Assignment
For every record here, output an exact copy.

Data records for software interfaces
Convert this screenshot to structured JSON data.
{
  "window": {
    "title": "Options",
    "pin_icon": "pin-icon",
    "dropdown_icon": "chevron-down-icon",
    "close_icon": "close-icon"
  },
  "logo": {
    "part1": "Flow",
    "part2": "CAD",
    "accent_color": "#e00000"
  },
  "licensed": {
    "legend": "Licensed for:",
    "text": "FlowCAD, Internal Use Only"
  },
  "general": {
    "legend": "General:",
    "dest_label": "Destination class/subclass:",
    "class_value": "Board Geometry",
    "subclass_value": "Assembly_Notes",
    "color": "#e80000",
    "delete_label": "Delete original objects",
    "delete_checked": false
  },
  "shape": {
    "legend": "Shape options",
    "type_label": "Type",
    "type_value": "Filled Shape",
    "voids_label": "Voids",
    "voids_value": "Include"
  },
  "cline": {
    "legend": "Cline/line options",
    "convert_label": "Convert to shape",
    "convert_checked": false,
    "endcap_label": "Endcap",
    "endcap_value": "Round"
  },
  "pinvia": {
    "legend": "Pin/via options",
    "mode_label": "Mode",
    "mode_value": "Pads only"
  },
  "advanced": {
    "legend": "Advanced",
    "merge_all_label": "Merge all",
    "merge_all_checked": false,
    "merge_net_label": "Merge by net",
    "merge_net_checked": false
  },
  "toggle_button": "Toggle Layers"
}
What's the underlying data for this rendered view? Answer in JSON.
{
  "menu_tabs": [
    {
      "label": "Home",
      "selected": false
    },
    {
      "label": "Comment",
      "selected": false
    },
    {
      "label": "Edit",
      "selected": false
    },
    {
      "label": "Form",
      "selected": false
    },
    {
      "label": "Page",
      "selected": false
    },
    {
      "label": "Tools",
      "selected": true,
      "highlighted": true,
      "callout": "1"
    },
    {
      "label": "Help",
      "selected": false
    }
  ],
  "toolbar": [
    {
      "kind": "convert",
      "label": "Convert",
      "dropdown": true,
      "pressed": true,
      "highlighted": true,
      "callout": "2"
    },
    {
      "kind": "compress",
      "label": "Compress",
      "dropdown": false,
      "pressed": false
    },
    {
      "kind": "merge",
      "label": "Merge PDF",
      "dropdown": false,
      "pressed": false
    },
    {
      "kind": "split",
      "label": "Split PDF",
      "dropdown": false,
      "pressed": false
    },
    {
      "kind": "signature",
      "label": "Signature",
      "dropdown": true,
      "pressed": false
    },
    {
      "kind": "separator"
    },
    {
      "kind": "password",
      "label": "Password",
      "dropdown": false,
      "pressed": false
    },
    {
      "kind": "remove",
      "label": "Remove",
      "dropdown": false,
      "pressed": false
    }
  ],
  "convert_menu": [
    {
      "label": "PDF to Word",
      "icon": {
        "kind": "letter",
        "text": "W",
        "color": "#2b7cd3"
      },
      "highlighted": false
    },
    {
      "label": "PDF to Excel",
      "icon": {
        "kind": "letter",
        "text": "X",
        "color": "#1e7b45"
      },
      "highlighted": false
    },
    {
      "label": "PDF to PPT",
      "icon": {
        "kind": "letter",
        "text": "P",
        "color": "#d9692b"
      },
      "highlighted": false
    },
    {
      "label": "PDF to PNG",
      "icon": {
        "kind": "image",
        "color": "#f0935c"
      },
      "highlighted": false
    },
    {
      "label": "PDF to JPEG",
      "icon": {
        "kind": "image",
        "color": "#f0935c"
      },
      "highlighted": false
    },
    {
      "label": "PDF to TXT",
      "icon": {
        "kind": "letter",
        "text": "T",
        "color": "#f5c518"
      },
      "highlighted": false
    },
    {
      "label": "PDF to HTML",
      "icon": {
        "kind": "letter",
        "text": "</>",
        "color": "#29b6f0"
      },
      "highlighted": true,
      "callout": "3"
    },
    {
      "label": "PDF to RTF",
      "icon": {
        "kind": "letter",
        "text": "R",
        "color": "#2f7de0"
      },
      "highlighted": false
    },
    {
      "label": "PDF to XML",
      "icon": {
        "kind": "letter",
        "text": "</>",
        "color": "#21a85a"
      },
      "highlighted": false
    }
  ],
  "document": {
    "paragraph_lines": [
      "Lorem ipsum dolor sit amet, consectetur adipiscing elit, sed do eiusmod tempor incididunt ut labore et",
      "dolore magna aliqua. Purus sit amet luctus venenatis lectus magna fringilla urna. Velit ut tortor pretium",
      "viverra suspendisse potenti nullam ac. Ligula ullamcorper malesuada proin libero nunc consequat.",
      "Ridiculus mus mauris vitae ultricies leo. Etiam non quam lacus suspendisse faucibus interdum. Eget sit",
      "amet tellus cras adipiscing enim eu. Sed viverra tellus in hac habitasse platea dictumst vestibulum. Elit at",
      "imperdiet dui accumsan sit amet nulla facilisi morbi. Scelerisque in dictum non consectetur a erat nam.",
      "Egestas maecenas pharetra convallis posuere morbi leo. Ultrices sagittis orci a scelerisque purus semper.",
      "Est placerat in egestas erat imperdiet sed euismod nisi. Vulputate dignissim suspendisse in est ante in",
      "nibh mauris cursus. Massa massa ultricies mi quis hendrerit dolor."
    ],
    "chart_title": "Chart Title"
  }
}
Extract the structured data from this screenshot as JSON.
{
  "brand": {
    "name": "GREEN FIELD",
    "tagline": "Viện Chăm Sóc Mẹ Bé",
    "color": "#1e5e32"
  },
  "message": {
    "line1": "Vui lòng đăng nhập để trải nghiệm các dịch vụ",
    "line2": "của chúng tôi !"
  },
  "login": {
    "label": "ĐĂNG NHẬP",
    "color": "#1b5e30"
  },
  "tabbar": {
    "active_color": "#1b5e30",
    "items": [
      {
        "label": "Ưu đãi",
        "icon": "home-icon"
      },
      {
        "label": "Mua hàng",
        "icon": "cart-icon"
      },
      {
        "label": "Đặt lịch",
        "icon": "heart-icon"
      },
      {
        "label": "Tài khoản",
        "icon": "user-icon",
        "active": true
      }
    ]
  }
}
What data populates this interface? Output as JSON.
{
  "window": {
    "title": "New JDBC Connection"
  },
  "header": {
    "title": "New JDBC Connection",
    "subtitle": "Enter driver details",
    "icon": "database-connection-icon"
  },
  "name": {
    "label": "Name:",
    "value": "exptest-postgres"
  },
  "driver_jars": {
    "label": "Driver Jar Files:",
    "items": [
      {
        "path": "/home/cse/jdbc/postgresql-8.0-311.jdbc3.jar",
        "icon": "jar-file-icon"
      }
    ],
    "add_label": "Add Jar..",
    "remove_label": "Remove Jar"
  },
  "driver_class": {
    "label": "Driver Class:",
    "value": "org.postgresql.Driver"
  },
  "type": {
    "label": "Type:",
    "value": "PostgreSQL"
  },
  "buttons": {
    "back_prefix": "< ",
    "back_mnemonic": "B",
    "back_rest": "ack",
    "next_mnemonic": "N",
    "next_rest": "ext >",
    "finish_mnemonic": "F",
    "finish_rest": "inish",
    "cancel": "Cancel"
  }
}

Answer for this exercise
Convert this screenshot to structured JSON data.
{
  "window": {
    "title": "Options",
    "pin_icon": "pin-icon",
    "dropdown_icon": "chevron-down-icon",
    "close_icon": "close-icon"
  },
  "logo": {
    "part1": "Flow",
    "part2": "CAD",
    "accent_color": "#e00000"
  },
  "licensed": {
    "legend": "Licensed for:",
    "text": "FlowCAD, Internal Use Only"
  },
  "general": {
    "legend": "General:",
    "dest_label": "Destination class/subclass:",
    "class_value": "Board Geometry",
    "subclass_value": "Assembly_Notes",
    "color": "#e80000",
    "delete_label": "Delete original objects",
    "delete_checked": false
  },
  "shape": {
    "legend": "Shape options",
    "type_label": "Type",
    "type_value": "Filled Shape",
    "voids_label": "Voids",
    "voids_value": "Include"
  },
  "cline": {
    "legend": "Cline/line options",
    "convert_label": "Convert to shape",
    "convert_checked": false,
    "endcap_label": "Endcap",
    "endcap_value": "Round"
  },
  "pinvia": {
    "legend": "Pin/via options",
    "mode_label": "Mode",
    "mode_value": "Pads only"
  },
  "advanced": {
    "legend": "Advanced",
    "merge_all_label": "Merge all",
    "merge_all_checked": false,
    "merge_net_label": "Merge by net",
    "merge_net_checked": false
  },
  "toggle_button": "Toggle Layers"
}
What's the underlying data for this rendered view? Answer in JSON.
{
  "menu_tabs": [
    {
      "label": "Home",
      "selected": false
    },
    {
      "label": "Comment",
      "selected": false
    },
    {
      "label": "Edit",
      "selected": false
    },
    {
      "label": "Form",
      "selected": false
    },
    {
      "label": "Page",
      "selected": false
    },
    {
      "label": "Tools",
      "selected": true,
      "highlighted": true,
      "callout": "1"
    },
    {
      "label": "Help",
      "selected": false
    }
  ],
  "toolbar": [
    {
      "kind": "convert",
      "label": "Convert",
      "dropdown": true,
      "pressed": true,
      "highlighted": true,
      "callout": "2"
    },
    {
      "kind": "compress",
      "label": "Compress",
      "dropdown": false,
      "pressed": false
    },
    {
      "kind": "merge",
      "label": "Merge PDF",
      "dropdown": false,
      "pressed": false
    },
    {
      "kind": "split",
      "label": "Split PDF",
      "dropdown": false,
      "pressed": false
    },
    {
      "kind": "signature",
      "label": "Signature",
      "dropdown": true,
      "pressed": false
    },
    {
      "kind": "separator"
    },
    {
      "kind": "password",
      "label": "Password",
      "dropdown": false,
      "pressed": false
    },
    {
      "kind": "remove",
      "label": "Remove",
      "dropdown": false,
      "pressed": false
    }
  ],
  "convert_menu": [
    {
      "label": "PDF to Word",
      "icon": {
        "kind": "letter",
        "text": "W",
        "color": "#2b7cd3"
      },
      "highlighted": false
    },
    {
      "label": "PDF to Excel",
      "icon": {
        "kind": "letter",
        "text": "X",
        "color": "#1e7b45"
      },
      "highlighted": false
    },
    {
      "label": "PDF to PPT",
      "icon": {
        "kind": "letter",
        "text": "P",
        "color": "#d9692b"
      },
      "highlighted": false
    },
    {
      "label": "PDF to PNG",
      "icon": {
        "kind": "image",
        "color": "#f0935c"
      },
      "highlighted": false
    },
    {
      "label": "PDF to JPEG",
      "icon": {
        "kind": "image",
        "color": "#f0935c"
      },
      "highlighted": false
    },
    {
      "label": "PDF to TXT",
      "icon": {
        "kind": "letter",
        "text": "T",
        "color": "#f5c518"
      },
      "highlighted": false
    },
    {
      "label": "PDF to HTML",
      "icon": {
        "kind": "letter",
        "text": "</>",
        "color": "#29b6f0"
      },
      "highlighted": true,
      "callout": "3"
    },
    {
      "label": "PDF to RTF",
      "icon": {
        "kind": "letter",
        "text": "R",
        "color": "#2f7de0"
      },
      "highlighted": false
    },
    {
      "label": "PDF to XML",
      "icon": {
        "kind": "letter",
        "text": "</>",
        "color": "#21a85a"
      },
      "highlighted": false
    }
  ],
  "document": {
    "paragraph_lines": [
      "Lorem ipsum dolor sit amet, consectetur adipiscing elit, sed do eiusmod tempor incididunt ut labore et",
      "dolore magna aliqua. Purus sit amet luctus venenatis lectus magna fringilla urna. Velit ut tortor pretium",
      "viverra suspendisse potenti nullam ac. Ligula ullamcorper malesuada proin libero nunc consequat.",
      "Ridiculus mus mauris vitae ultricies leo. Etiam non quam lacus suspendisse faucibus interdum. Eget sit",
      "amet tellus cras adipiscing enim eu. Sed viverra tellus in hac habitasse platea dictumst vestibulum. Elit at",
      "imperdiet dui accumsan sit amet nulla facilisi morbi. Scelerisque in dictum non consectetur a erat nam.",
      "Egestas maecenas pharetra convallis posuere morbi leo. Ultrices sagittis orci a scelerisque purus semper.",
      "Est placerat in egestas erat imperdiet sed euismod nisi. Vulputate dignissim suspendisse in est ante in",
      "nibh mauris cursus. Massa massa ultricies mi quis hendrerit dolor."
    ],
    "chart_title": "Chart Title"
  }
}
Extract the structured data from this screenshot as JSON.
{
  "brand": {
    "name": "GREEN FIELD",
    "tagline": "Viện Chăm Sóc Mẹ Bé",
    "color": "#1e5e32"
  },
  "message": {
    "line1": "Vui lòng đăng nhập để trải nghiệm các dịch vụ",
    "line2": "của chúng tôi !"
  },
  "login": {
    "label": "ĐĂNG NHẬP",
    "color": "#1b5e30"
  },
  "tabbar": {
    "active_color": "#1b5e30",
    "items": [
      {
        "label": "Ưu đãi",
        "icon": "home-icon"
      },
      {
        "label": "Mua hàng",
        "icon": "cart-icon"
      },
      {
        "label": "Đặt lịch",
        "icon": "heart-icon"
      },
      {
        "label": "Tài khoản",
        "icon": "user-icon",
        "active": true
      }
    ]
  }
}
What data populates this interface? Output as JSON.
{
  "window": {
    "title": "New JDBC Connection"
  },
  "header": {
    "title": "New JDBC Connection",
    "subtitle": "Enter driver details",
    "icon": "database-connection-icon"
  },
  "name": {
    "label": "Name:",
    "value": "exptest-postgres"
  },
  "driver_jars": {
    "label": "Driver Jar Files:",
    "items": [
      {
        "path": "/home/cse/jdbc/postgresql-8.0-311.jdbc3.jar",
        "icon": "jar-file-icon"
      }
    ],
    "add_label": "Add Jar..",
    "remove_label": "Remove Jar"
  },
  "driver_class": {
    "label": "Driver Class:",
    "value": "org.postgresql.Driver"
  },
  "type": {
    "label": "Type:",
    "value": "PostgreSQL"
  },
  "buttons": {
    "back_prefix": "< ",
    "back_mnemonic": "B",
    "back_rest": "ack",
    "next_mnemonic": "N",
    "next_rest": "ext >",
    "finish_mnemonic": "F",
    "finish_rest": "inish",
    "cancel": "Cancel"
  }
}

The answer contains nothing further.